I was driving down a back road in Scotland when our vehicle was surrounded by a fold of Highland cows. Weighing over 1,000 pounds each with a three-foot horn spread, I gave way. We sat in the middle of the road, engine idling while my erstwhile navigator and I fell madly in love with the ridiculously cute beasts. Their long horns and wavy red-brown hair both frightened us away and beckoned us closer.
“Blackbird singing in the dead of night,
-- Paul James McCartney
I grew up surrounded by Red-winged Blackbirds that would flock over tilled fields each spring and then returned to bent, barren corn stalks in the fall. Their endless songs, echoing across farmland in the gloaming, would carry me off to sleep and just as often wake me in the morning.
It’s early April. The spring migration is in full force. Birds course along the edge of Lake Michigan, heading north. The call of Red-winged Blackbirds again fills my mornings with dewy memories and delight. It is a bird watcher’s heaven.
It is also incredibly appropriate, since I am penning my fourth cozy mystery, The Nighthawk’s Nemesis. The story is woven around bird watchers—twitchers, as they are called in the UK. As usual, I’m knee deep in research as I begin a new novel. I am studying ornithology, birder’s slang, and the stunning migration along England’s coast. It is made all the more fascinating by the actual spring migration that hovers over my own head in Wisconsin.
In that recent research, I have learned that a group of chickens is a peep, a group of owls is a parliament, a group of larks is an exaltation, and a group of blackbirds…a murder. How terribly appropriate.

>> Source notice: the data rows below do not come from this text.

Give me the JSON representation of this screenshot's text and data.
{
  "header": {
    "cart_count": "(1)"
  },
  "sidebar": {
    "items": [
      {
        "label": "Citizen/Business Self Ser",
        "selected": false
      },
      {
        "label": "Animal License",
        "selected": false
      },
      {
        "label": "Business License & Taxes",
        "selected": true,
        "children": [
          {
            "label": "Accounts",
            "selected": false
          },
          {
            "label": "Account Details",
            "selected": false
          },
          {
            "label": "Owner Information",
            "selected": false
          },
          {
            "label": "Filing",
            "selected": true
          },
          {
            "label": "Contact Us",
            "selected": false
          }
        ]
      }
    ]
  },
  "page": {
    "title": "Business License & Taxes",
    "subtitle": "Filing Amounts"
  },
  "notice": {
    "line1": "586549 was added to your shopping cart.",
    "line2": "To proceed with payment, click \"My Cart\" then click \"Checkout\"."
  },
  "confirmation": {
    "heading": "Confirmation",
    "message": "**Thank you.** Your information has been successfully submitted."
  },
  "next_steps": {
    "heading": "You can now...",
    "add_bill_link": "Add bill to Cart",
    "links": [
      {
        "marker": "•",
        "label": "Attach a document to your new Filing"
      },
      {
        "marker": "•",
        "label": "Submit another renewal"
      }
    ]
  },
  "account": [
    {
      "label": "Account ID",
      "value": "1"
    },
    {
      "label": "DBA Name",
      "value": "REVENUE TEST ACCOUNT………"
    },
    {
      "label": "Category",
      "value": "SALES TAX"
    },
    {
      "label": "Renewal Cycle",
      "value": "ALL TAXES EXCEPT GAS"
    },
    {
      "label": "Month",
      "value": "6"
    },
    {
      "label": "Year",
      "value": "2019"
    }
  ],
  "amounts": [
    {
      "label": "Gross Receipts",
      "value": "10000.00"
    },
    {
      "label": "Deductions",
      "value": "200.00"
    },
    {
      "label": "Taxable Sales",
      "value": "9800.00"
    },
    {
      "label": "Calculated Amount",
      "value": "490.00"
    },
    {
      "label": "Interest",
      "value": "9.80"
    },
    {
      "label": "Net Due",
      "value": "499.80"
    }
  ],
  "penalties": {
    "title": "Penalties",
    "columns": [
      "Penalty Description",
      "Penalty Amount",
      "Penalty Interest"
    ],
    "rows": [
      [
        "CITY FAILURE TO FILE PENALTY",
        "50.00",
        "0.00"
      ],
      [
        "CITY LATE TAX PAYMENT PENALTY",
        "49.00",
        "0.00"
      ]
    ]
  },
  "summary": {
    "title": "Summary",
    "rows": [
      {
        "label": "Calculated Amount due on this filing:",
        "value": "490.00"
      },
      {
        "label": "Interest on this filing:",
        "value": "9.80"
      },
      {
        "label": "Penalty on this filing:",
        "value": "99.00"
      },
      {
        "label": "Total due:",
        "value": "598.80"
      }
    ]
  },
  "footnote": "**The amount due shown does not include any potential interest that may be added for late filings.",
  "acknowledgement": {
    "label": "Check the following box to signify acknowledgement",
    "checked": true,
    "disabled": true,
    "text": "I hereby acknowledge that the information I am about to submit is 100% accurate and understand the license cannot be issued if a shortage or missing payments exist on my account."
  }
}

Writing is both wondrously fulfilling and endlessly challenging. I am always trying to improve my craft. I find it all fascinating: character development, pacing, plot twists, grammar, dialog, and setting. Nothing, however, captures my attention more than similes (a metaphor that uses 'like' or 'as'). Perhaps it's because I adore the imagery they create, but I also find them so very hard to write! Spotting this weakness early on, I endeavor to write them into all of my novels simply to grow that skill. So, smile for awhile as I review some similes from the Barrington Bay series:
This blog is where I post my inspirations for each book in the Barrington Bay series as well as behind-the-scenes tips, pics, and other tidbits. Feel free to click 'Read More' for in-depth posts.